Wendy Reinsch Fisher didn’t know if she would stay in Minnesota for the long term when COVID-19 hit.
She had been visiting her son, daughter and son-in-law in the Twin Cities and couldn’t return to China, where she had been working as a leadership program coordinator for an international Montessori school.
The opportunity to serve at Great River School came up, and while she felt fortunate to land that position, she knew the school was in a transition stage and wanted to find a job a bit further away from the Twin Cities. That happens to be in Faribault as Cannon River STEM School’s incoming executive director.
“For me personally, I like to find a place that I call home,” Reinsch Fisher said. “[Great River School] has given me all the kinds of tools and knowledge and training to do good work in Faribault … It just feels like a really good fit.”
Reinsch Fisher will officially step into her role as executive director July 1, but until then, she’s been visiting Cannon River STEM weekly to get to know staff and students. She will succeed Theresa Gunderson, who has served as interim executive director since November 2020.
Deni Buendorf, who serves on the Cannon River STEM School Board and served on the Executive Director Search Committee, said Reinsch Fisher’s 20 years of experience with charter schools and Montessori schools was impressive. She was part of the original team that opened the first charter school in the state of Maryland and served as head of schools for Mountaintop Montessori in Charlottesville, Virginia.
“We all felt strongly she was the best choice and recommended her to the board for hiring, and they fortunately agreed; it was unanimous,” Buendorf said.
What drew Reinsch Fisher to Cannon River STEM was the school’s emphasis on STEM (science, technology, engineering and math) curriculum, which she considers important in the current world, and for focus on the whole child and experiential learning.
“I think what I love about it is the teachers I’ve been able to meet so far seem so passionate and dedicated to building on things that are going well and looking at things that need improvement,” she said. “It’s the opposite of a place where people are stuck in their ways.
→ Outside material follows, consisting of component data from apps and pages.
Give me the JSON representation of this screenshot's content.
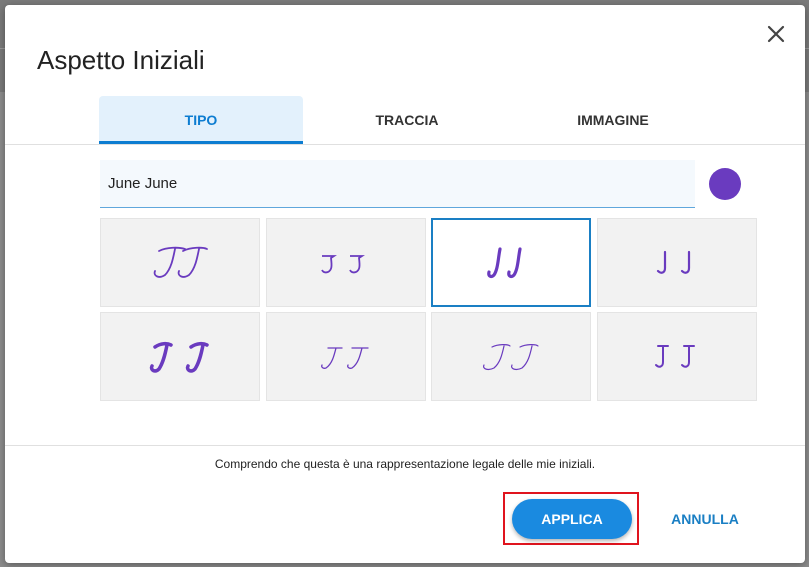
{
  "dialog": {
    "title": "Aspetto Iniziali",
    "close_icon": "close-icon"
  },
  "tabs": [
    {
      "label": "TIPO",
      "active": true
    },
    {
      "label": "TRACCIA",
      "active": false
    },
    {
      "label": "IMMAGINE",
      "active": false
    }
  ],
  "name_field": {
    "value": "June June"
  },
  "color": {
    "selected": "#6a3bbf"
  },
  "styles": [
    {
      "text": "JJ",
      "selected": false
    },
    {
      "text": "J J",
      "selected": false
    },
    {
      "text": "JJ",
      "selected": true
    },
    {
      "text": "J J",
      "selected": false
    },
    {
      "text": "J J",
      "selected": false
    },
    {
      "text": "JJ",
      "selected": false
    },
    {
      "text": "JJ",
      "selected": false
    },
    {
      "text": "J J",
      "selected": false
    }
  ],
  "legal_text": "Comprendo che questa è una rappresentazione legale delle mie iniziali.",
  "buttons": {
    "apply": "APPLICA",
    "cancel": "ANNULLA"
  },
  "colors": {
    "accent": "#1a8ae0",
    "highlight": "#e0141e",
    "ink": "#6a3bbf"
  }
}
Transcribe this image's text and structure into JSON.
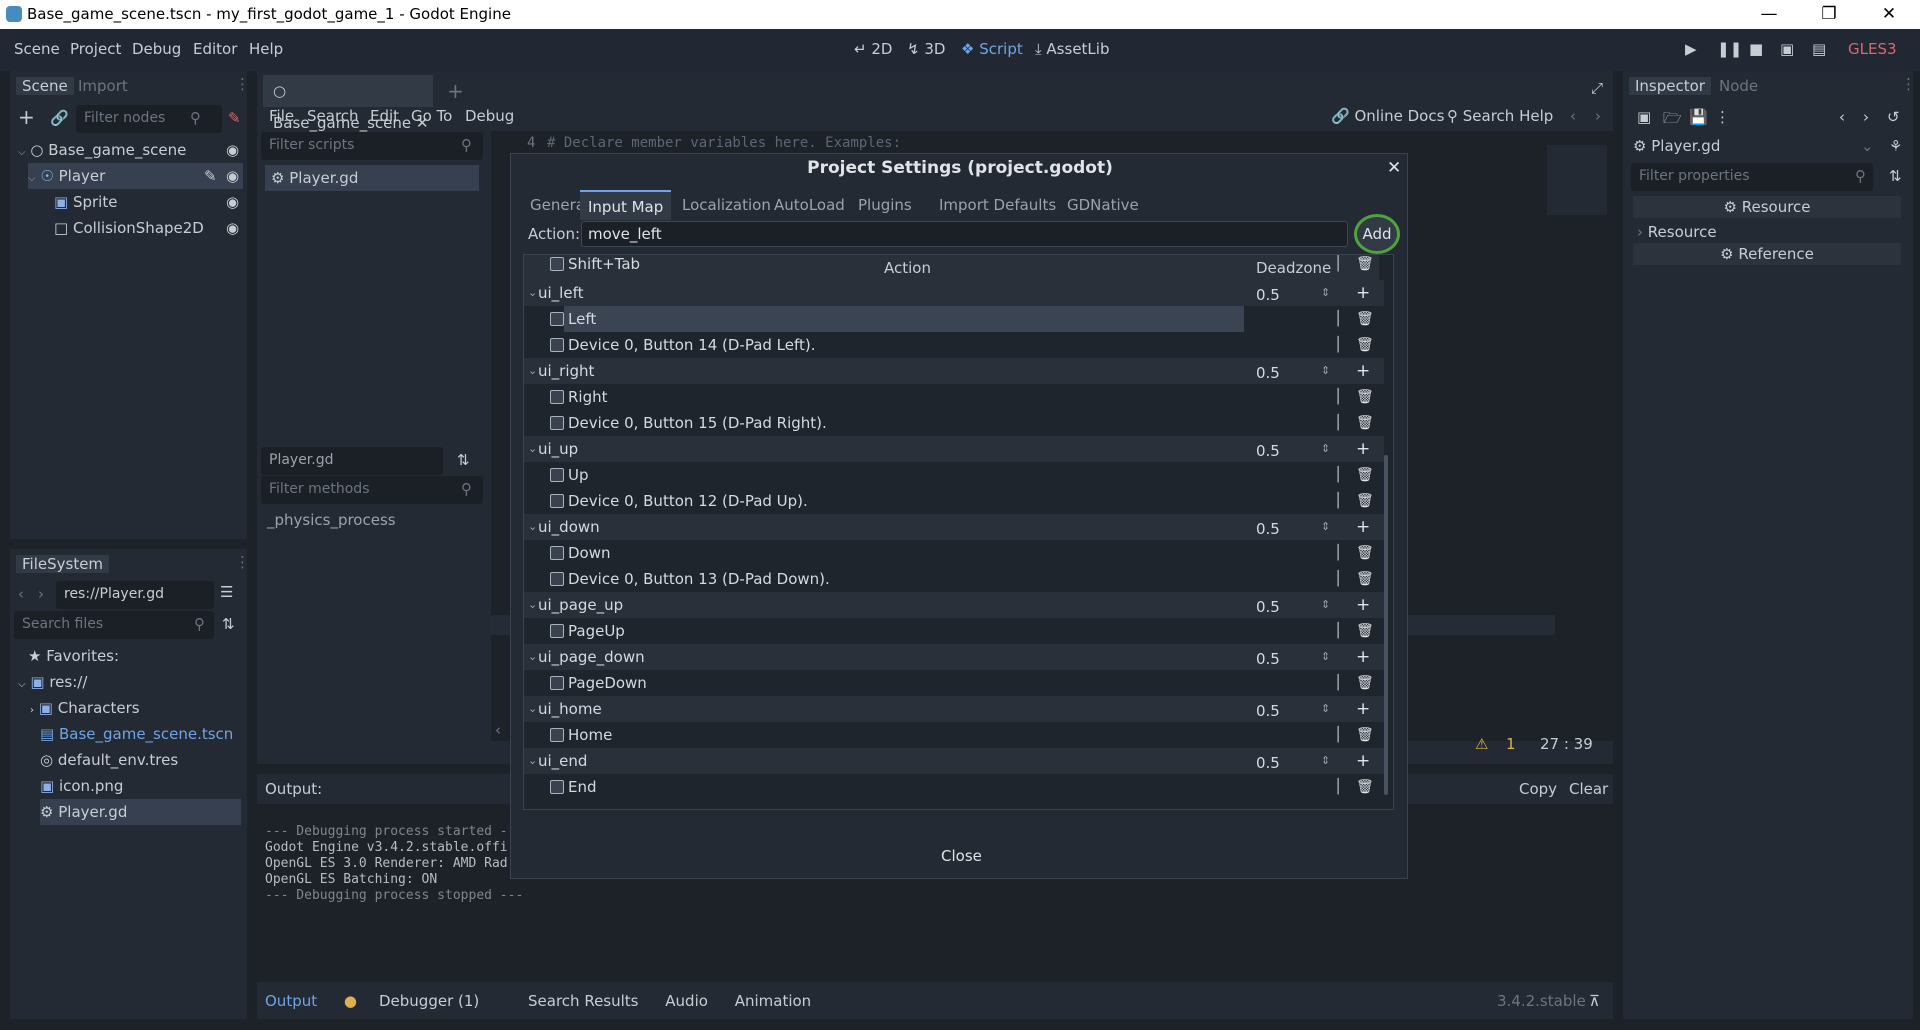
{
  "window": {
    "title": "Base_game_scene.tscn - my_first_godot_game_1 - Godot Engine"
  },
  "menu": [
    "Scene",
    "Project",
    "Debug",
    "Editor",
    "Help"
  ],
  "workspaces": [
    {
      "label": "2D"
    },
    {
      "label": "3D"
    },
    {
      "label": "Script"
    },
    {
      "label": "AssetLib"
    }
  ],
  "renderer": "GLES3",
  "scene_dock": {
    "tabs": [
      "Scene",
      "Import"
    ],
    "filter_placeholder": "Filter nodes",
    "nodes": [
      {
        "label": "Base_game_scene"
      },
      {
        "label": "Player"
      },
      {
        "label": "Sprite"
      },
      {
        "label": "CollisionShape2D"
      }
    ]
  },
  "filesystem": {
    "title": "FileSystem",
    "path": "res://Player.gd",
    "search_placeholder": "Search files",
    "items": [
      {
        "label": "Favorites:"
      },
      {
        "label": "res://"
      },
      {
        "label": "Characters"
      },
      {
        "label": "Base_game_scene.tscn"
      },
      {
        "label": "default_env.tres"
      },
      {
        "label": "icon.png"
      },
      {
        "label": "Player.gd"
      }
    ]
  },
  "script_editor": {
    "tab": "Base_game_scene",
    "menus": [
      "File",
      "Search",
      "Edit",
      "Go To",
      "Debug"
    ],
    "online_docs": "Online Docs",
    "search_help": "Search Help",
    "filter_scripts": "Filter scripts",
    "script_item": "Player.gd",
    "methods_title": "Player.gd",
    "filter_methods": "Filter methods",
    "method": "_physics_process",
    "code_line_no": "4",
    "code_line": "# Declare member variables here. Examples:",
    "warnings": "1",
    "cursor": "27 :   39"
  },
  "output": {
    "title": "Output:",
    "copy": "Copy",
    "clear": "Clear",
    "lines": [
      "--- Debugging process started ---",
      "Godot Engine v3.4.2.stable.offi",
      "OpenGL ES 3.0 Renderer: AMD Rad",
      "OpenGL ES Batching: ON",
      "",
      "--- Debugging process stopped ---"
    ]
  },
  "bottom_tabs": [
    "Output",
    "Debugger (1)",
    "Search Results",
    "Audio",
    "Animation"
  ],
  "version": "3.4.2.stable",
  "inspector": {
    "tabs": [
      "Inspector",
      "Node"
    ],
    "object": "Player.gd",
    "filter_placeholder": "Filter properties",
    "sections": [
      "Resource",
      "Resource",
      "Reference"
    ]
  },
  "dialog": {
    "title": "Project Settings (project.godot)",
    "tabs": [
      "General",
      "Input Map",
      "Localization",
      "AutoLoad",
      "Plugins",
      "Import Defaults",
      "GDNative"
    ],
    "action_label": "Action:",
    "action_value": "move_left",
    "add_label": "Add",
    "col_action": "Action",
    "col_deadzone": "Deadzone",
    "close_label": "Close",
    "rows": [
      {
        "label": "Shift+Tab",
        "group": false,
        "deadzone": ""
      },
      {
        "label": "ui_left",
        "group": true,
        "deadzone": "0.5"
      },
      {
        "label": "Left",
        "group": false,
        "deadzone": "",
        "selected": true
      },
      {
        "label": "Device 0, Button 14 (D-Pad Left).",
        "group": false,
        "deadzone": ""
      },
      {
        "label": "ui_right",
        "group": true,
        "deadzone": "0.5"
      },
      {
        "label": "Right",
        "group": false,
        "deadzone": ""
      },
      {
        "label": "Device 0, Button 15 (D-Pad Right).",
        "group": false,
        "deadzone": ""
      },
      {
        "label": "ui_up",
        "group": true,
        "deadzone": "0.5"
      },
      {
        "label": "Up",
        "group": false,
        "deadzone": ""
      },
      {
        "label": "Device 0, Button 12 (D-Pad Up).",
        "group": false,
        "deadzone": ""
      },
      {
        "label": "ui_down",
        "group": true,
        "deadzone": "0.5"
      },
      {
        "label": "Down",
        "group": false,
        "deadzone": ""
      },
      {
        "label": "Device 0, Button 13 (D-Pad Down).",
        "group": false,
        "deadzone": ""
      },
      {
        "label": "ui_page_up",
        "group": true,
        "deadzone": "0.5"
      },
      {
        "label": "PageUp",
        "group": false,
        "deadzone": ""
      },
      {
        "label": "ui_page_down",
        "group": true,
        "deadzone": "0.5"
      },
      {
        "label": "PageDown",
        "group": false,
        "deadzone": ""
      },
      {
        "label": "ui_home",
        "group": true,
        "deadzone": "0.5"
      },
      {
        "label": "Home",
        "group": false,
        "deadzone": ""
      },
      {
        "label": "ui_end",
        "group": true,
        "deadzone": "0.5"
      },
      {
        "label": "End",
        "group": false,
        "deadzone": ""
      }
    ]
  }
}
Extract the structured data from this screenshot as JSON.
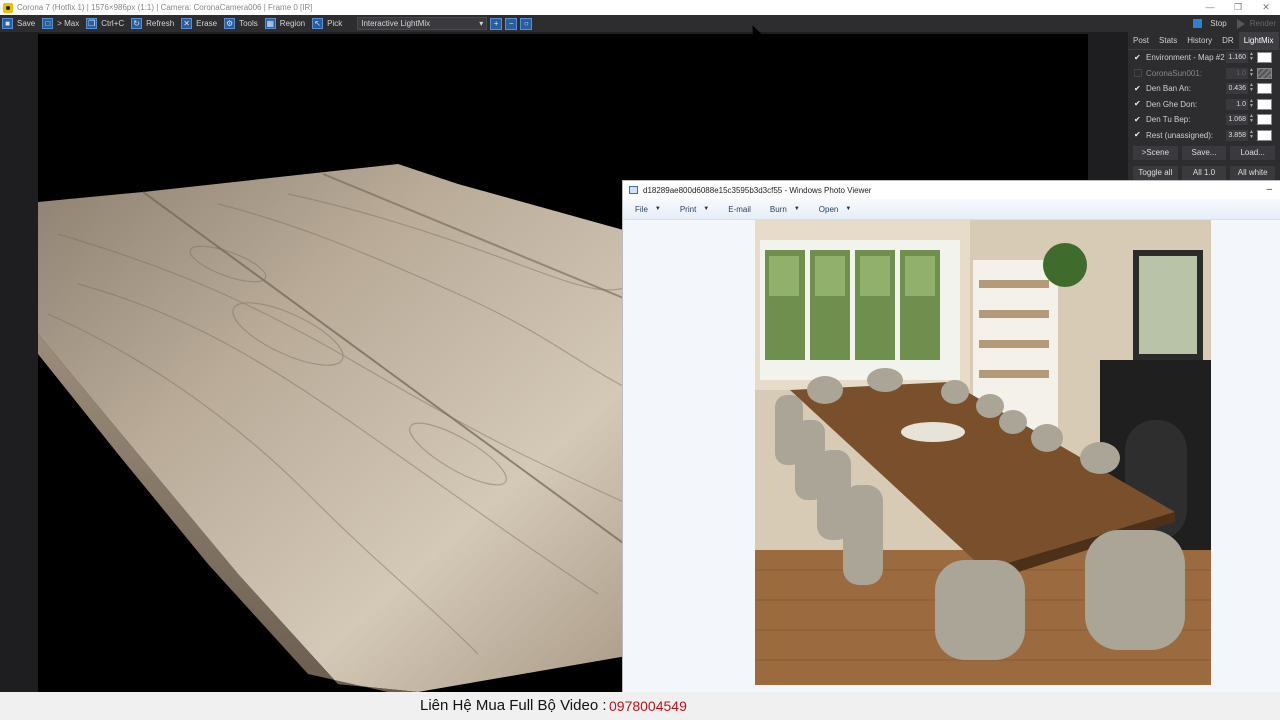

I want to go someplace where I can partner with the community and make a difference.”
Reinsch Fisher currently has a home in Minneapolis, but a family friend owns a vacant house in Faribault where Reinsch Fisher plans to stay as she becomes more familiar with the area.
“I really, really enjoy being part of the community which I serve,” Reinsch Fisher said. “My experience in Charlottesville was so wonderful in that way … You really need to be a part of the local community to get that full experience and be authentic about ambassadorship for the school.”
Reinsch Fisher noted a couple of topics she’d like to bring to the forefront under her leadership at Cannon River STEM. One is a focus on social-emotional learning for students and how mental health, well being and relationships impact the ability to learn and succeed.
Although she doesn’t know of a school, organization or business that has perfectly mastered the delivery of these lessons, she said, “It’s something that’s exciting to me. It’s something where the next generation can be better than we are.”
Social justice is the other piece Reinsch Fisher wants to add to the equation. To her, that means empowering students to feel a sense of purpose by inspiring a sense of optimism in the next generation and finding excitement and hopefulness in the midst of challenges.
Reinsch Fisher’s favorite part of the school experience is the students. If a teacher has a family emergency and can’t be at school, she jumps at the chance to step in and work directly with students. Walkabouts are part of her daily routine, visiting classrooms to read to students, mentor gardening projects or simply say hello.
Of teachers, she said, “Those are my people.” Having taught for a long time herself, she understands the challenges and empathizes with those experiencing new struggles.
“I hope to have a long and fruitful relationship [with Cannon River and Faribault],” Reinsch Fisher said. “I’m just really excited to start meeting people, and with more folks getting vaccines and the world opening up more, to instill a sense of community in person. That’s important.”